*** Opening Data for review ***

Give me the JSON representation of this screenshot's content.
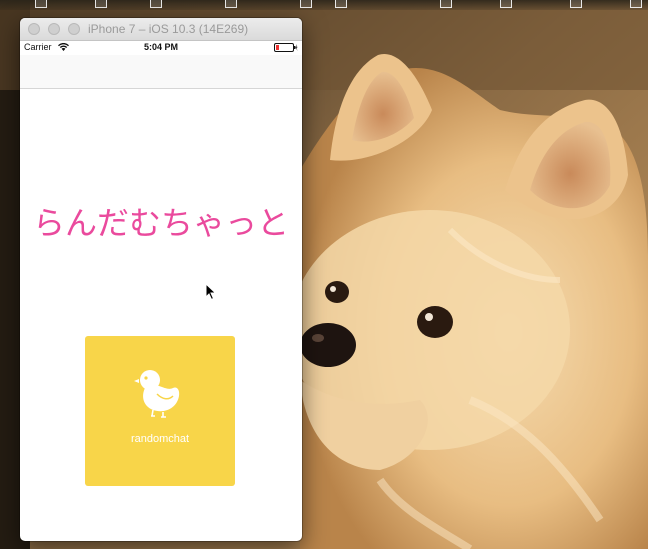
{
  "window": {
    "title": "iPhone 7 – iOS 10.3 (14E269)"
  },
  "status_bar": {
    "carrier": "Carrier",
    "time": "5:04 PM",
    "wifi_icon": "wifi-icon",
    "battery_icon": "battery-icon"
  },
  "app": {
    "title": "らんだむちゃっと",
    "title_color": "#ea4a9d",
    "start_button": {
      "label": "randomchat",
      "icon": "chick-icon",
      "color": "#f8d549"
    }
  },
  "desktop": {
    "background_icon": "dog-photo"
  }
}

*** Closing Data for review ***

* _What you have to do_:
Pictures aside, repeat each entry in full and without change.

* _Answer section_:
Give me the JSON representation of this screenshot's content.
{
  "window": {
    "title": "iPhone 7 – iOS 10.3 (14E269)"
  },
  "status_bar": {
    "carrier": "Carrier",
    "time": "5:04 PM",
    "wifi_icon": "wifi-icon",
    "battery_icon": "battery-icon"
  },
  "app": {
    "title": "らんだむちゃっと",
    "title_color": "#ea4a9d",
    "start_button": {
      "label": "randomchat",
      "icon": "chick-icon",
      "color": "#f8d549"
    }
  },
  "desktop": {
    "background_icon": "dog-photo"
  }
}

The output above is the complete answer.